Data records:
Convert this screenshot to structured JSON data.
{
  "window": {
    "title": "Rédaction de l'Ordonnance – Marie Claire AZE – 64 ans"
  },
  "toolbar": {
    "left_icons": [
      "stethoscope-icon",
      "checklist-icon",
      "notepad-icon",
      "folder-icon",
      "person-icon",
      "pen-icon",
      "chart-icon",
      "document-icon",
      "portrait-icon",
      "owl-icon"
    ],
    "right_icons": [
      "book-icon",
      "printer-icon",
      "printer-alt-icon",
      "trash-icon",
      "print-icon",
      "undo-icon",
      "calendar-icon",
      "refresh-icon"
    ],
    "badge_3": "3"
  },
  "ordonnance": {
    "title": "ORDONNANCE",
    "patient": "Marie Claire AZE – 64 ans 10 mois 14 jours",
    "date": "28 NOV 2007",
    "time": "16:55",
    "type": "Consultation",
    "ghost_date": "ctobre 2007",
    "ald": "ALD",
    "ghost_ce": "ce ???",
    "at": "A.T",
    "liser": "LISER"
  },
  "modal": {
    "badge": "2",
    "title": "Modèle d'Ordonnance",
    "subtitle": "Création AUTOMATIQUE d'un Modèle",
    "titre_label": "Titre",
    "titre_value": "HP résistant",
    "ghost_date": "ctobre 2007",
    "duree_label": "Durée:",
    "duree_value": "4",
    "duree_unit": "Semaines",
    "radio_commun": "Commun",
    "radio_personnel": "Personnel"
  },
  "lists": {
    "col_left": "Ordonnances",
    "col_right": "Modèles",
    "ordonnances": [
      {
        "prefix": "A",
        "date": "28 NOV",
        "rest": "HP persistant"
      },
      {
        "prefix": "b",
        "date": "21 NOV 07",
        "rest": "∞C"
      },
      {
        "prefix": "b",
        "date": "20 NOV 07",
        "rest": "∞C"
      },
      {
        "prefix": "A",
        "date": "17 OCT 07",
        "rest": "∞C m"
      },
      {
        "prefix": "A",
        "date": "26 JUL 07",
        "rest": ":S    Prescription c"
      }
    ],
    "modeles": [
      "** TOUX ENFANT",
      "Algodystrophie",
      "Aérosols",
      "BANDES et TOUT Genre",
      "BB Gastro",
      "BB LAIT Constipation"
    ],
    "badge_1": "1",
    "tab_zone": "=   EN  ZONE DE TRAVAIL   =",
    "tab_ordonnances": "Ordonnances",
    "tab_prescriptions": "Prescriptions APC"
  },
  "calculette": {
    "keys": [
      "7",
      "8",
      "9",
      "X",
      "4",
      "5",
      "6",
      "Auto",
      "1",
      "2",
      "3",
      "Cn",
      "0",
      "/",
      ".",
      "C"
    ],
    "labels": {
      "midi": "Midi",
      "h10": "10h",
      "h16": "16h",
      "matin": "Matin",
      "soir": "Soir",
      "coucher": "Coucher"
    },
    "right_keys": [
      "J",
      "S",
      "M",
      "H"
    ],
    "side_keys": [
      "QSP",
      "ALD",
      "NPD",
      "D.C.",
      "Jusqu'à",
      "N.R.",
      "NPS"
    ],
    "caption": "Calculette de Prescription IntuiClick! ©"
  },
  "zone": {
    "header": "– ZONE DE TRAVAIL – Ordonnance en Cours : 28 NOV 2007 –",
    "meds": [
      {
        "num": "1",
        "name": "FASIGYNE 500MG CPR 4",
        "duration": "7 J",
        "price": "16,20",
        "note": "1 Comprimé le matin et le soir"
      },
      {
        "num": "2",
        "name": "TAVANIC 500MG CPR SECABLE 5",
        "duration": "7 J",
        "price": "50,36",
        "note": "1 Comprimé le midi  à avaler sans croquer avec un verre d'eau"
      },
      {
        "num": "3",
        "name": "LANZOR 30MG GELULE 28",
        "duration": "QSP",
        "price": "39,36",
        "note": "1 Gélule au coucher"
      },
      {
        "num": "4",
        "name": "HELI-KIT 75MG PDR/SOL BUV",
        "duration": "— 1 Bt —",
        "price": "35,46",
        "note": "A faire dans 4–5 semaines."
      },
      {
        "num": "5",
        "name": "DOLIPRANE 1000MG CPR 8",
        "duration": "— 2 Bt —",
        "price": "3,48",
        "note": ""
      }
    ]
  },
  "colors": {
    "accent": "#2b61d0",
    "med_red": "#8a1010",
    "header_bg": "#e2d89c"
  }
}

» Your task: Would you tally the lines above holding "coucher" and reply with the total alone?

» Solution to this exercise: 2